When I got back to Judson I started tinkering with the worship service, I started to see where changes could be made. But nothing too big.
Then the second event in October of 2018 50 people from Judson went on a Racial Justice Pilgrimage to Memphis, TN. The trip was transformative again on many levels but in a surprising (for me) it made me think seriously about leadership.
Then Advent where I announced the death of Judson and the resurrection of Judson (when the Spirit says jump...). And then when I was struggling over whether or not to offer a formal vision for the congregation an angel, literally, came up to me at the coffee shop and said, "Sometimes as a pastor you just gotta lead." The angel was rather longwinded and went on to say a bunch of other things, but I got the point.
And then good old inertia taunted me with, "Sucker, you really thought you were gonna move me". But thanks to Emily Winter we embraced risk and fooled Mr. Inertia.
Yeah, Mr. Inertia I do think we're gonna move you!
In a dream I was at a dinner party having a conversation with the person next to me and they said, "Why don't you lobby for Judson to become the best 150 worshipping on a Sunday liberal church in America?" I woke up and saw the phrase as one long dashed together word.
And that is what we're (Judson Church and myself) doing.

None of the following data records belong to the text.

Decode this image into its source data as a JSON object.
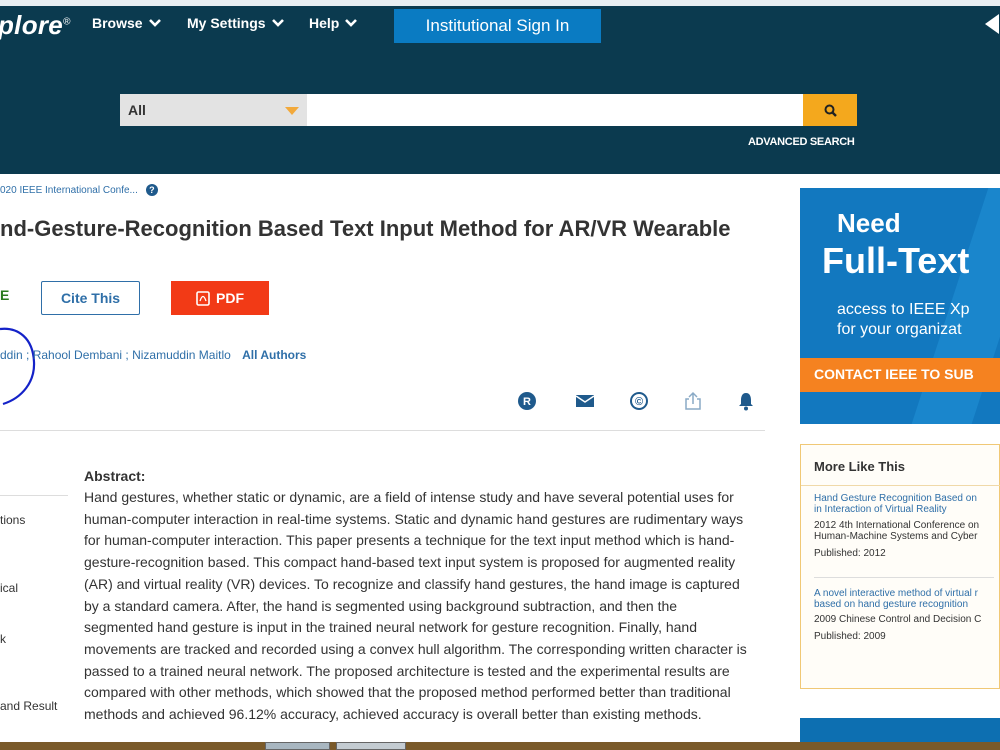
{
  "header": {
    "logo_text": "plore",
    "logo_mark": "®",
    "nav": [
      {
        "label": "Browse"
      },
      {
        "label": "My Settings"
      },
      {
        "label": "Help"
      }
    ],
    "signin_label": "Institutional Sign In",
    "search": {
      "scope_value": "All",
      "query_value": "",
      "advanced_label": "ADVANCED SEARCH"
    }
  },
  "breadcrumb": "020 IEEE International Confe...",
  "help_glyph": "?",
  "article": {
    "title": "nd-Gesture-Recognition Based Text Input Method for AR/VR Wearable",
    "access_label": "E",
    "cite_label": "Cite This",
    "pdf_label": "PDF",
    "authors": "ddin ; Rahool Dembani ; Nizamuddin Maitlo",
    "all_authors_label": "All Authors",
    "icons": [
      "rights-icon",
      "email-icon",
      "copyright-icon",
      "share-icon",
      "alert-bell-icon"
    ],
    "rights_glyph": "R",
    "copyright_glyph": "©"
  },
  "left_nav": [
    {
      "label": "tions"
    },
    {
      "label": "ical"
    },
    {
      "label": "k"
    },
    {
      "label": "and Result"
    }
  ],
  "abstract": {
    "heading": "Abstract:",
    "lines": [
      "Hand gestures, whether static or dynamic, are a field of intense study and have several potential uses for",
      "human-computer interaction in real-time systems. Static and dynamic hand gestures are rudimentary ways",
      "for human-computer interaction. This paper presents a technique for the text input method which is hand-",
      "gesture-recognition based. This compact hand-based text input system is proposed for augmented reality",
      "(AR) and virtual reality (VR) devices. To recognize and classify hand gestures, the hand image is captured",
      "by a standard camera. After, the hand is segmented using background subtraction, and then the",
      "segmented hand gesture is input in the trained neural network for gesture recognition. Finally, hand",
      "movements are tracked and recorded using a convex hull algorithm. The corresponding written character is",
      "passed to a trained neural network. The proposed architecture is tested and the experimental results are",
      "compared with other methods, which showed that the proposed method performed better than traditional",
      "methods and achieved 96.12% accuracy, achieved accuracy is overall better than existing methods."
    ]
  },
  "ad": {
    "need": "Need",
    "fulltext": "Full-Text",
    "line1": "access to IEEE Xp",
    "line2": "for your organizat",
    "cta": "CONTACT IEEE TO SUB"
  },
  "more_like_this": {
    "heading": "More Like This",
    "items": [
      {
        "title_lines": [
          "Hand Gesture Recognition Based on",
          "in Interaction of Virtual Reality"
        ],
        "venue_lines": [
          "2012 4th International Conference on",
          "Human-Machine Systems and Cyber"
        ],
        "published": "Published: 2012"
      },
      {
        "title_lines": [
          "A novel interactive method of virtual r",
          "based on hand gesture recognition"
        ],
        "venue_lines": [
          "2009 Chinese Control and Decision C"
        ],
        "published": "Published: 2009"
      }
    ]
  },
  "colors": {
    "header_bg": "#0b3a4f",
    "signin_bg": "#0a7bc2",
    "search_button": "#f4a81d",
    "pdf_button": "#f23a16",
    "link": "#2f6fa8",
    "ad_bg": "#1278bf",
    "ad_cta": "#f58220"
  }
}
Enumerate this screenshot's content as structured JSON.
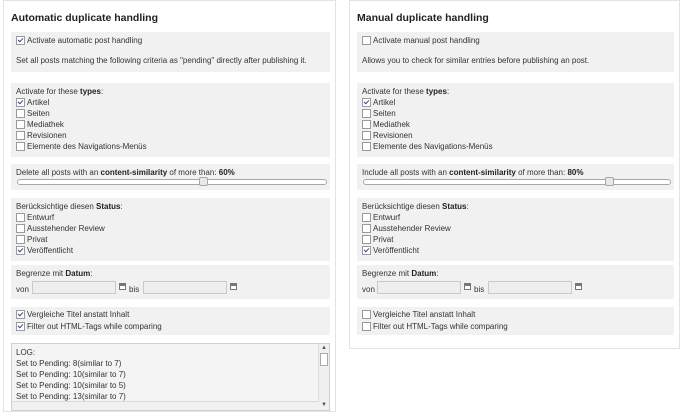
{
  "auto": {
    "title": "Automatic duplicate handling",
    "activate_label": "Activate automatic post handling",
    "activate_checked": true,
    "description": "Set all posts matching the following criteria as \"pending\" directly after publishing it.",
    "types_prefix": "Activate for these ",
    "types_bold": "types",
    "types_suffix": ":",
    "types": [
      {
        "label": "Artikel",
        "checked": true
      },
      {
        "label": "Seiten",
        "checked": false
      },
      {
        "label": "Mediathek",
        "checked": false
      },
      {
        "label": "Revisionen",
        "checked": false
      },
      {
        "label": "Elemente des Navigations-Menüs",
        "checked": false
      }
    ],
    "similarity_prefix": "Delete all posts with an ",
    "similarity_bold": "content-similarity",
    "similarity_mid": " of more than: ",
    "similarity_value": "60%",
    "similarity_level": 60,
    "status_prefix": "Berücksichtige diesen ",
    "status_bold": "Status",
    "status_suffix": ":",
    "status": [
      {
        "label": "Entwurf",
        "checked": false
      },
      {
        "label": "Ausstehender Review",
        "checked": false
      },
      {
        "label": "Privat",
        "checked": false
      },
      {
        "label": "Veröffentlicht",
        "checked": true
      }
    ],
    "date_prefix": "Begrenze mit ",
    "date_bold": "Datum",
    "date_suffix": ":",
    "from_label": "von",
    "to_label": "bis",
    "compare_title": {
      "label": "Vergleiche Titel anstatt Inhalt",
      "checked": true
    },
    "filter_html": {
      "label": "Filter out HTML-Tags while comparing",
      "checked": true
    },
    "log_title": "LOG:",
    "log_lines": [
      "Set to Pending: 8(similar to 7)",
      "Set to Pending: 10(similar to 7)",
      "Set to Pending: 10(similar to 5)",
      "Set to Pending: 13(similar to 7)"
    ]
  },
  "manual": {
    "title": "Manual duplicate handling",
    "activate_label": "Activate manual post handling",
    "activate_checked": false,
    "description": "Allows you to check for similar entries before publishing an post.",
    "types_prefix": "Activate for these ",
    "types_bold": "types",
    "types_suffix": ":",
    "types": [
      {
        "label": "Artikel",
        "checked": true
      },
      {
        "label": "Seiten",
        "checked": false
      },
      {
        "label": "Mediathek",
        "checked": false
      },
      {
        "label": "Revisionen",
        "checked": false
      },
      {
        "label": "Elemente des Navigations-Menüs",
        "checked": false
      }
    ],
    "similarity_prefix": "Include all posts with an ",
    "similarity_bold": "content-similarity",
    "similarity_mid": " of more than: ",
    "similarity_value": "80%",
    "similarity_level": 80,
    "status_prefix": "Berücksichtige diesen ",
    "status_bold": "Status",
    "status_suffix": ":",
    "status": [
      {
        "label": "Entwurf",
        "checked": false
      },
      {
        "label": "Ausstehender Review",
        "checked": false
      },
      {
        "label": "Privat",
        "checked": false
      },
      {
        "label": "Veröffentlicht",
        "checked": true
      }
    ],
    "date_prefix": "Begrenze mit ",
    "date_bold": "Datum",
    "date_suffix": ":",
    "from_label": "von",
    "to_label": "bis",
    "compare_title": {
      "label": "Vergleiche Titel anstatt Inhalt",
      "checked": false
    },
    "filter_html": {
      "label": "Filter out HTML-Tags while comparing",
      "checked": false
    }
  }
}
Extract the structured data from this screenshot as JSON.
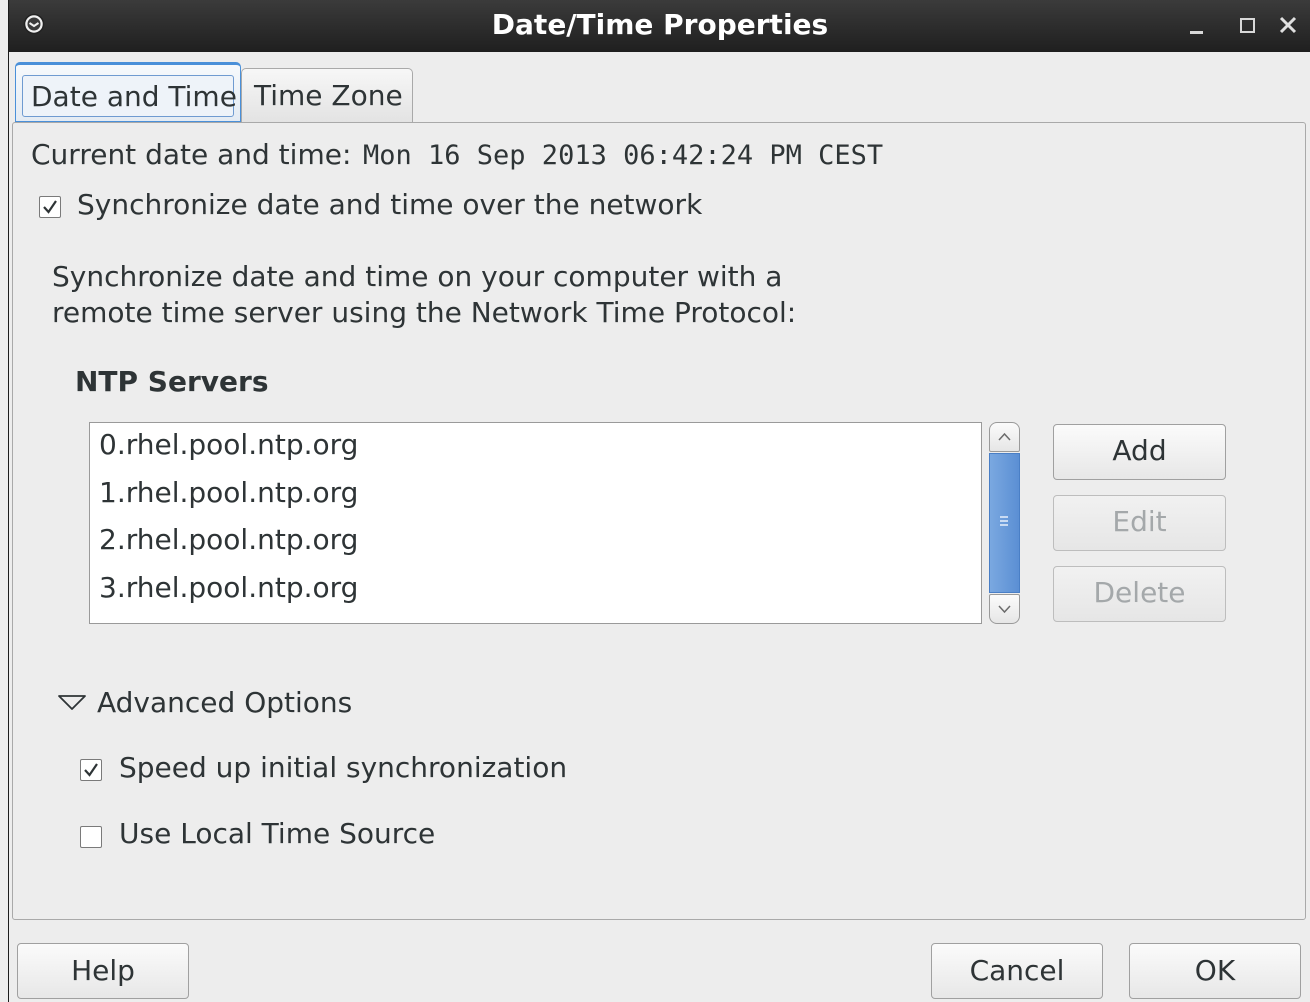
{
  "window": {
    "title": "Date/Time Properties"
  },
  "tabs": [
    {
      "label": "Date and Time",
      "active": true
    },
    {
      "label": "Time Zone",
      "active": false
    }
  ],
  "current": {
    "label": "Current date and time:",
    "value": "Mon 16 Sep 2013 06:42:24 PM CEST"
  },
  "sync": {
    "label": "Synchronize date and time over the network",
    "checked": true,
    "description_line1": "Synchronize date and time on your computer with a",
    "description_line2": "remote time server using the Network Time Protocol:"
  },
  "ntp": {
    "heading": "NTP Servers",
    "servers": [
      "0.rhel.pool.ntp.org",
      "1.rhel.pool.ntp.org",
      "2.rhel.pool.ntp.org",
      "3.rhel.pool.ntp.org"
    ],
    "add_label": "Add",
    "edit_label": "Edit",
    "delete_label": "Delete"
  },
  "advanced": {
    "label": "Advanced Options",
    "expanded": true,
    "speed_up_label": "Speed up initial synchronization",
    "speed_up_checked": true,
    "local_source_label": "Use Local Time Source",
    "local_source_checked": false
  },
  "footer": {
    "help_label": "Help",
    "cancel_label": "Cancel",
    "ok_label": "OK"
  },
  "colors": {
    "titlebar": "#2a2a2a",
    "accent": "#4a90d9",
    "scroll_thumb": "#6a9bdb"
  },
  "icons": [
    "window-menu-icon",
    "minimize-icon",
    "maximize-icon",
    "close-icon",
    "expander-open-icon",
    "checkmark-icon",
    "scroll-up-icon",
    "scroll-down-icon",
    "scroll-grip-icon"
  ]
}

How to do it? What does that even look like? I haven't a clue. That is why I'm in a months-long process of relearning how churches do this.
Thus far this is my pile of books (one can read one of these books in a day or every two days and because no one thinks there is any future in these books I find them for a $1 or $2 at used books shops and on AbeBooks.com)
I've got another pile just as high to go through (plus others that I don't know where they are).
Normally, I would make notes in the book and then move onto the next one. But this endeavor called for more thoughtfulness on my part. (warning long run on sentence fast approaching) Because I knew I would never recall everything I read or what book it came from I got a heavy duty notebook, a field/lab engineer kind, and started making notes, copying quotes and indexing why I wrote the stuff down in the margins.
It's extra for sure, but it's the only way I can keep track of the stuff.
I know we cannot "read our way through this problem." But I still find value in the books. The books are good because every now and then I actually find a good idea (not that many). And every now and then the ideas spawn a vision of what Judson could look like in five years. And every now and then the books cause me to smile and say, "we can do this."
There are not many books specifically tailored to mainline liberal churches (and that's okay). Do you have other titles?
There are not many people giving this subject serious work and concentration (because we're all hanging on by our fingernails). But there are a few like Mike Piazza. I'd love to find a list of thriving, flourishing liberal mainline churches. And I'd love to go visit them.
Maybe you know of one. Who are they? Let's start the list...